The GWCP - No. 200 - the travel series - a bit sad 😞 and shocked 🤯 this morning After reading a staggering article (link in bio) that demonstrates just the degree of education, awareness and understanding needed (I’m making a terrible assumption here that most people are also not aware of the following) to protect our country, and our planet... Australia, according to the latest IUCN ranks 4th on the list of countries with the highest animal species extinction… 4th!!! and we have 892 species that are critically endangered, endangered or vulnerable… WOW, just WOW… (if you know of alternative statistics please share)... This release from the IUCN is worth a read… "Another invasive species threatening Australia’s reptiles is the toxic Cane Toad, which was introduced to Australia in 1935. For the Mitchell’s Water Monitor (Varanus mitchelli), which enters the Red List as Critically Endangered, dining on the toxic Cane Toad has resulted in population declines of up to 97% in some areas, following the arrival of toads. Australia’s reptiles are particularly vulnerable to poisoning by the Cane Toad as Australia has no native toads or other species that produce the same toxins.” 📸 now less than 50 meters from the ocean, these plastic bottles have most likely made their way to here through a drain waiting for the next major down pour to finish the trip... we can stop the flow by being thoughtful in our use and discarding of waste & just picking it up if we see it! Happy Sunday 😃

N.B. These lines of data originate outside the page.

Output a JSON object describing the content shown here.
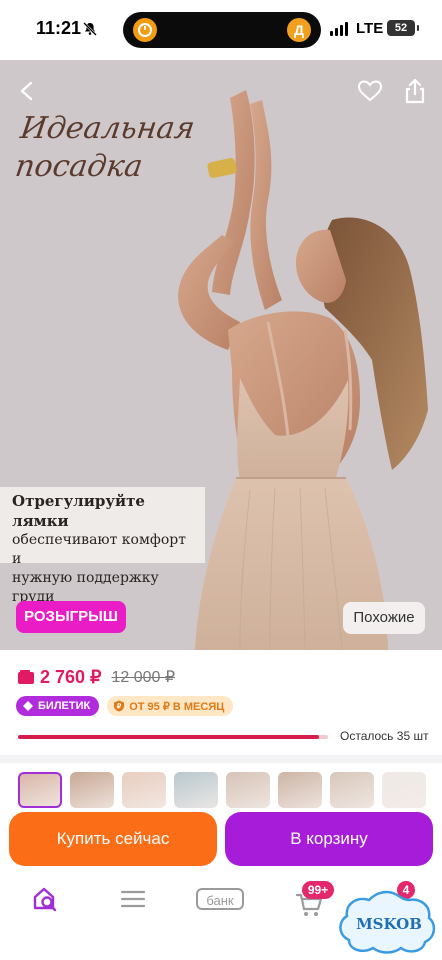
{
  "status_bar": {
    "time": "11:21",
    "network": "LTE",
    "battery": "52",
    "island_right_letter": "Д"
  },
  "hero": {
    "headline_line1": "Идеальная",
    "headline_line2": "посадка",
    "info_title": "Отрегулируйте лямки",
    "info_line1": "обеспечивают комфорт и",
    "info_line2": "нужную поддержку груди",
    "raffle_label": "РОЗЫГРЫШ",
    "similar_label": "Похожие"
  },
  "product": {
    "price_current": "2 760 ₽",
    "price_old": "12 000 ₽",
    "badge_ticket": "БИЛЕТИК",
    "badge_installment": "ОТ 95 ₽ В МЕСЯЦ",
    "stock_remaining": "Осталось 35 шт",
    "stock_fill_fraction": 0.97,
    "colors": {
      "price": "#e01b63",
      "ticket": "#b12cdc",
      "installment_bg": "#fde7c4",
      "progress": "#d51e49"
    }
  },
  "thumbnails": [
    {
      "color": "#d9b7a8",
      "selected": true
    },
    {
      "color": "#c9a895",
      "selected": false
    },
    {
      "color": "#e8cdbf",
      "selected": false
    },
    {
      "color": "#b9c8cf",
      "selected": false
    },
    {
      "color": "#d6c3b7",
      "selected": false
    },
    {
      "color": "#cdb4a6",
      "selected": false
    },
    {
      "color": "#d8c7bb",
      "selected": false
    },
    {
      "color": "#efe9e5",
      "selected": false
    }
  ],
  "actions": {
    "buy_now": "Купить сейчас",
    "add_to_cart": "В корзину"
  },
  "bottom_nav": {
    "bank_label": "банк",
    "cart_badge": "99+",
    "profile_badge": "4",
    "watermark": "MSKOB"
  }
}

So my family hired a stand-up paddle board for our trip in Croatia which I thought would be heaps of fun... It is but also turns out that it's actually my vessel for picking up sea plastic. This was my first haul... If you ever buy plastic bottled water think of this image. Croatia is a sea based tourism economy so do a lot to keep it clean. And this was just from one small section on a tiny island. Imagine what it's like where they don't care. My parents were in Sicily before and said it's unbelievably bad there. 😓
the osma bloc d’alun... 💚 solutions for a #plasticfreejuly
the alum block (stone) is a natural crystal mineral of alum (potassium alum). the alum block (stone) is the original antiseptic aftershave which contains mineral salts that were originally used by the egyptians more than four thousand years ago for it’s healing and antiseptic properties.
shaving properties and benefits of using the alum stone: • very economical, can last a couple of years (approximately 100g is enough for 3-4 years) • doesn't contain harmful ingredients, is hypoallergenic
• alum is astringent and mildly antiseptic • alum stone is slightly alkaline, which creates an environment unfriendly to bacteria • removes bacteria which causes odor • ideal for men and women • has no scent, doesn't leave stain on clothes and doesn't damage them • ideal for allergy sufferers • relieves bites/stings of insects • soothes sunburns • after shaving, depilation etc. relieves irritation and stops bleeding • can be used as a toner for acne skin - dry spots • removes smell on hands from garlic, onions, etc, (when you wash hands, rub the alum few times into hand) • can also be applied to the feet for foot odor
Refuse single use straws! Follow our page to be entered to win a set of four reusable glass straws! Go ahead and make a purchase with purpose and click the link in our bio to get your own through our Etsy shop! Small steps make a difference!